What you are asked to do: Your task is to find every line of the data that holds the string "true" and copy it.

+++

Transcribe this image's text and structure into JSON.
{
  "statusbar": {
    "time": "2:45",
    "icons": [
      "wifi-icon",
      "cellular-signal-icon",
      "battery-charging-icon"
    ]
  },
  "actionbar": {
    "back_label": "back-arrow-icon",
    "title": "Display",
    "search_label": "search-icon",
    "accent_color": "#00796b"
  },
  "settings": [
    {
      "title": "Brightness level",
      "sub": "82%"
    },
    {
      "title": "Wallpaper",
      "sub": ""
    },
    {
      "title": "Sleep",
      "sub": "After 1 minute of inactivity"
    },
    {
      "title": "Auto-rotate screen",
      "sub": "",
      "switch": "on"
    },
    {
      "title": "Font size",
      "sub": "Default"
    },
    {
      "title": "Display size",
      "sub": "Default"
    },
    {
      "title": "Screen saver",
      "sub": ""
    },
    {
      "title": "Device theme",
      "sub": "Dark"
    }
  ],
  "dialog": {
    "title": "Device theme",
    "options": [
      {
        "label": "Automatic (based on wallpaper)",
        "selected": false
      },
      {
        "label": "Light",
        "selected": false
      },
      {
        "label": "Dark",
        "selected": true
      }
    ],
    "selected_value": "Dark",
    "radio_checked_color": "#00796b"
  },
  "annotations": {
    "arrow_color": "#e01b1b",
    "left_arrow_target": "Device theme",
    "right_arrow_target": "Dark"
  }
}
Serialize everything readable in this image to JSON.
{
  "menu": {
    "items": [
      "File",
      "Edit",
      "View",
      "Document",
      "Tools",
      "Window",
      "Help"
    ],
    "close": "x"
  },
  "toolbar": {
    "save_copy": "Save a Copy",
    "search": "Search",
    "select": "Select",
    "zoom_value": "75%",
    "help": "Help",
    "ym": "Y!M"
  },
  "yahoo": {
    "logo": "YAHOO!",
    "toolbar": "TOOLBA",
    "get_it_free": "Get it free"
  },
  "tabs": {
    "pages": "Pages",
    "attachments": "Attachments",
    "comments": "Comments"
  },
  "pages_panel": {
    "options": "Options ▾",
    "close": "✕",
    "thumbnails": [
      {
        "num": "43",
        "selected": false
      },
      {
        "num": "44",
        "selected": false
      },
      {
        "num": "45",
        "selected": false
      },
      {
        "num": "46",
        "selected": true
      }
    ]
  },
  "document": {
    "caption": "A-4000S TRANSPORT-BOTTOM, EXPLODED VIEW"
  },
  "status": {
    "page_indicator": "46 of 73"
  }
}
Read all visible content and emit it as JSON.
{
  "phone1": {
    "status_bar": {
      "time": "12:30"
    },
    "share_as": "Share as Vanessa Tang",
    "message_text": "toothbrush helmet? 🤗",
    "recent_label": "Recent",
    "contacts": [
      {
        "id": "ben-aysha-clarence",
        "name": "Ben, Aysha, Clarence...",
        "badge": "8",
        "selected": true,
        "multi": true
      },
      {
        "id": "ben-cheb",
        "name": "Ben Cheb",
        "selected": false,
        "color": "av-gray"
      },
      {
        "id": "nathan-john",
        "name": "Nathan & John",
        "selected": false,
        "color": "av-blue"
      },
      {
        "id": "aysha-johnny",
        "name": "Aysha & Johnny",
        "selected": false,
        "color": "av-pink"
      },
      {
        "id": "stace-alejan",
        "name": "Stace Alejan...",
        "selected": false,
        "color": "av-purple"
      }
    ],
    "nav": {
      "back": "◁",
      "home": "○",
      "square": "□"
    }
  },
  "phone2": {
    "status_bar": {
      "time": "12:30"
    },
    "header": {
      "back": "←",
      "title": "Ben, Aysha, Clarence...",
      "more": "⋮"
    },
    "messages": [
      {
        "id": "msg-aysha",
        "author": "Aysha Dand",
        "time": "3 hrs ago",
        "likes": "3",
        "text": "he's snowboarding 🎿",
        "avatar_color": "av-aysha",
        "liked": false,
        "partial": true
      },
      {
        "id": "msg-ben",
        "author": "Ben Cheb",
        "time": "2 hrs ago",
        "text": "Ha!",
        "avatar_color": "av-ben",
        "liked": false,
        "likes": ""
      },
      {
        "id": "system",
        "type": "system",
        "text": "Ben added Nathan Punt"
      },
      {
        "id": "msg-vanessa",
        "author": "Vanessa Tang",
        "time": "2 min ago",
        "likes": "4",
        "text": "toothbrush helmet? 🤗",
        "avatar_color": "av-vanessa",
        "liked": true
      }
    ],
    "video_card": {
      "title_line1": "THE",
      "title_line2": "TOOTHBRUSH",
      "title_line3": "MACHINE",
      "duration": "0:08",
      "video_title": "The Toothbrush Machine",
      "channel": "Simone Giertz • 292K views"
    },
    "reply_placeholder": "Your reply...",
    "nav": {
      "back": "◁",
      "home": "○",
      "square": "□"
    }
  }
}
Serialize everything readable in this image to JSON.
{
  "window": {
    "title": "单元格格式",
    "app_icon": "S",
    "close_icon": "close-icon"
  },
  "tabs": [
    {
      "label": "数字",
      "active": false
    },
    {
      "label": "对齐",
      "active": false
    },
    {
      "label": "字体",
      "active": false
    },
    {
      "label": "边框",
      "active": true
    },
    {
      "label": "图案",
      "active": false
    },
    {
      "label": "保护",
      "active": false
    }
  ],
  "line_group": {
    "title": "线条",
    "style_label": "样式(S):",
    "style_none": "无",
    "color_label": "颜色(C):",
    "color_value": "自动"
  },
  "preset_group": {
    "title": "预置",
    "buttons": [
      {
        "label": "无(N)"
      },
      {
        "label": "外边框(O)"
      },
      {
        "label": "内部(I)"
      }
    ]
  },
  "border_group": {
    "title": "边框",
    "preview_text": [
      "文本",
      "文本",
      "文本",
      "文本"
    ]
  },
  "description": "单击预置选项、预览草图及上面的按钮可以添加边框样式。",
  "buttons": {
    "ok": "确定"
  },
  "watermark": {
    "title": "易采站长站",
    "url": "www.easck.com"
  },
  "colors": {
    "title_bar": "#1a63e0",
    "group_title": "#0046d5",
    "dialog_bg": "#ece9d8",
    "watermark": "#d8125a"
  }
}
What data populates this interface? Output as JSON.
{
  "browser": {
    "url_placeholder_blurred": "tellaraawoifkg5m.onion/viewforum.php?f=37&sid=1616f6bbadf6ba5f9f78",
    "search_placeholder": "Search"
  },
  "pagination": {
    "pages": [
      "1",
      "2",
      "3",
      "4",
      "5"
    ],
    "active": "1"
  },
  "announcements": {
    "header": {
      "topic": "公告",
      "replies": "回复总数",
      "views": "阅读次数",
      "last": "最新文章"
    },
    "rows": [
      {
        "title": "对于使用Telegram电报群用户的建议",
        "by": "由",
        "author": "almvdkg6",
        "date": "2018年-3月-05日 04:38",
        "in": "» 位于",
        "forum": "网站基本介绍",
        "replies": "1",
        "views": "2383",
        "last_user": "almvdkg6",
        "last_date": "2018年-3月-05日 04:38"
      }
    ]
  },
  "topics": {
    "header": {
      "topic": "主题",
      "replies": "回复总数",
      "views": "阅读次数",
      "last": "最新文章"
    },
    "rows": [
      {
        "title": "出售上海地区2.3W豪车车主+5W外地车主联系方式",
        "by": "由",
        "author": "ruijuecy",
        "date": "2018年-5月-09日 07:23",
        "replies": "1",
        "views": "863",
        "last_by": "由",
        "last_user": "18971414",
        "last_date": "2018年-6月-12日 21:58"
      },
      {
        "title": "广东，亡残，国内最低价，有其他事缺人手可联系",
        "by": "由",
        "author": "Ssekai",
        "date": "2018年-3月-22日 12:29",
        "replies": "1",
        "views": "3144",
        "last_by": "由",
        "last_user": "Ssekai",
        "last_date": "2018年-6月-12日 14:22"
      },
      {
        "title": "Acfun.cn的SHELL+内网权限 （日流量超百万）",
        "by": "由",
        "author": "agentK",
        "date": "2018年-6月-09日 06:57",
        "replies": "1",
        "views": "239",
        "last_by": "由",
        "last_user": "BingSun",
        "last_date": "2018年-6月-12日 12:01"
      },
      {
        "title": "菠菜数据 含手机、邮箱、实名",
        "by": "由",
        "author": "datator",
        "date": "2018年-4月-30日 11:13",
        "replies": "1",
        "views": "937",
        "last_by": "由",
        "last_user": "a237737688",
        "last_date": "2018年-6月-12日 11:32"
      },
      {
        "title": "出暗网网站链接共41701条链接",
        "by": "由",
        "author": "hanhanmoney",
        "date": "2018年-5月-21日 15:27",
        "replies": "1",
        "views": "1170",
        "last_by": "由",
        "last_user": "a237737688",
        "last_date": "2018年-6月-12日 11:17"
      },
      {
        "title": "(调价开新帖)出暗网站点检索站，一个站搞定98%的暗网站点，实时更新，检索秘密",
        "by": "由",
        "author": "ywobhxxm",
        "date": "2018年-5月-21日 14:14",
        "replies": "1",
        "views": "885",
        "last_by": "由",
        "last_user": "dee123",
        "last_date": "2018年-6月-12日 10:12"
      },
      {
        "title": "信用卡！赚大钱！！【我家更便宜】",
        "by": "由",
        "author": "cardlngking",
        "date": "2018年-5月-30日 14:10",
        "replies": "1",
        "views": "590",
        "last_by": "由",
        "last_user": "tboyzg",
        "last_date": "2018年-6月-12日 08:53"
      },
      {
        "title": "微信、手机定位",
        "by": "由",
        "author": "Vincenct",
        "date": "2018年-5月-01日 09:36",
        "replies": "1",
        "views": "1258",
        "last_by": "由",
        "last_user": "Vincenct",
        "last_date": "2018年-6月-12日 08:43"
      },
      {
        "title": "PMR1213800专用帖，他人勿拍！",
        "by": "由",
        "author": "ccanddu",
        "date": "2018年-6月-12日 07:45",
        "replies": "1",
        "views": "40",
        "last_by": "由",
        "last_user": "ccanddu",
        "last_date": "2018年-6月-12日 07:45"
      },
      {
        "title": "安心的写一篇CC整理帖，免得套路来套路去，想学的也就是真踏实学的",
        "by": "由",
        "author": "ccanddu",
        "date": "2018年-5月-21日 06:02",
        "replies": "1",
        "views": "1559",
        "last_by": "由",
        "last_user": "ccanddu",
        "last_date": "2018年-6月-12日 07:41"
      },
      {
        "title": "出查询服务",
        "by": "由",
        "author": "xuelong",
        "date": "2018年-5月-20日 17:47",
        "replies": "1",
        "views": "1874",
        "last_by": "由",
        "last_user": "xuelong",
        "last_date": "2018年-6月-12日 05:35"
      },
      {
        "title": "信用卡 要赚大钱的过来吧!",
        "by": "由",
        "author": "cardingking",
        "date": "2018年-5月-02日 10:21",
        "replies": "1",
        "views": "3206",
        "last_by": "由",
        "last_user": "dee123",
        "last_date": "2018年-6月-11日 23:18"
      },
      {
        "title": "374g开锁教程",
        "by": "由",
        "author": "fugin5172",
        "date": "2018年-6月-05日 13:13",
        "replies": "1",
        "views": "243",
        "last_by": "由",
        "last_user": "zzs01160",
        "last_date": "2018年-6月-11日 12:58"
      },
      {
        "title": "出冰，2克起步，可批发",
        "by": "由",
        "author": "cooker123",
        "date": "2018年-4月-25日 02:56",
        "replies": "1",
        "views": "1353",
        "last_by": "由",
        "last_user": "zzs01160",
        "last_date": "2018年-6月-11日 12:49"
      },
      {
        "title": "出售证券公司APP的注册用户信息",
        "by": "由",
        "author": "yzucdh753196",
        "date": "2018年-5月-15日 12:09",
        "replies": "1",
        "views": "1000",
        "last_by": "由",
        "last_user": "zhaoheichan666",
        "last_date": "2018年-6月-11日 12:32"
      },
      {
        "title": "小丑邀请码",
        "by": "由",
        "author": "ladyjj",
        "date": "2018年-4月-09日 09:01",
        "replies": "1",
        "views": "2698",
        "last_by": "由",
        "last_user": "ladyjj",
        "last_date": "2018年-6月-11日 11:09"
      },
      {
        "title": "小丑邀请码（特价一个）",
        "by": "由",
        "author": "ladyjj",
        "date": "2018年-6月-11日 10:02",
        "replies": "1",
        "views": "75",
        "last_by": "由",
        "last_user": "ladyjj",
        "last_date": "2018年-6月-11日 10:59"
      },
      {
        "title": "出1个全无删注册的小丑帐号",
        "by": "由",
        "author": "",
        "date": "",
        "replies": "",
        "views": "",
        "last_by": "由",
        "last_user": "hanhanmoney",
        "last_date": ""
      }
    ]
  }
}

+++

Solution for this exercise:
        "selected": true
        "selected": true
        "selected": true,
        "multi": true
        "partial": true
        "liked": true
      "active": true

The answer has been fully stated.